Nevada Highway Patrol troopers took advantage of the view from the cab of a semi truck to catch car drivers driving dangerously during an enforcement campaign in Las Vegas this week.
Over 70 Drivers Ticketed During “Badge On Board” Operation
On Wednesday, the Nevada Highway Patrol continued its “Badge on Board” campaign, which is designed to cut down on crashes involving commercial vehicles by targeting passenger vehicle drivers who fail to drive safely around trucks.
Make sure you are behaving this morning because #badgeonboard is on the road! Give semi trucks space #buckleup #dontdrivedistracted #nozone pic.twitter.com/eYanvOwQ3w
— NHP Southern Command (@NHPSouthernComm) September 12, 2017
During the day-long operation on the 215 Beltway, troopers handed out more than 70 citations to drivers.
During the Badge on Board operation, troopers ride along in the cab of a big rig, using the additional height from the truck to spot drivers who are texting and performing other unsafe driving behaviors. The truck also makes a good disguise for catching illegal driving maneuvers because most drivers aren’t expecting to see a trooper traveling in a semi truck.
Riding along with @NHPSouthernComm today. Troopers on the look out for drivers improperly passing big rigs, texting @KTNV pic.twitter.com/8q08sGE8y3
— Austin Carter (@AustinKTNV) September 27, 2017
Here are the unsafe driving behaviors that troopers were looking out for:
- Unsafe lane changes
- Failure to signal lane changes
- Failure to yield the right of way
- Following too closely
- Failure to use due care
- Aggressive driving (a combination of two or more behaviors)
From the NHP’s Badge on Board fact sheet: “Passenger vehicle drivers cause or contribute to 81 percent of the roadway fatalities involving trucks. Truck drivers cause or contribute to 26 percent of the fatalities.“

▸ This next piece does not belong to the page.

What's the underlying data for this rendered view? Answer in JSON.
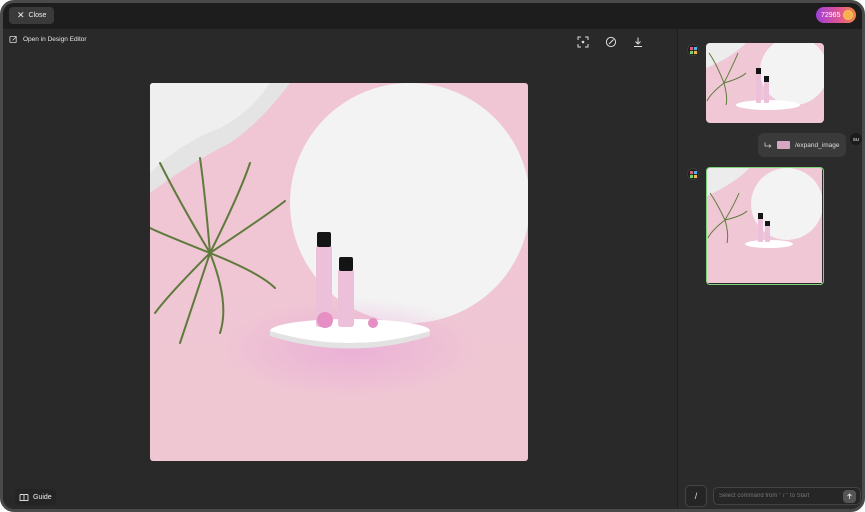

NHP has issued the following reminders to passenger vehicle drivers on how to safely share the road with trucks:
- When passing a truck, make sure you can fully see both of the trucks headlights in your mirror before changing lanes and maintain your speed.
- A truck simply does not drive like a car. It can take over 500 ft. for a fully loaded truck going 65 mph to come to a complete stop.
- The truck driver has blind spots–or areas he can’t see–in front of the cab, on both sides of the rig and the rear of the trailer.
- If you find yourself driving behind a truck and can see the truck’s side mirrors on both sides, you are at a safe distance behind it. If you can’t see the mirrors then you are too close.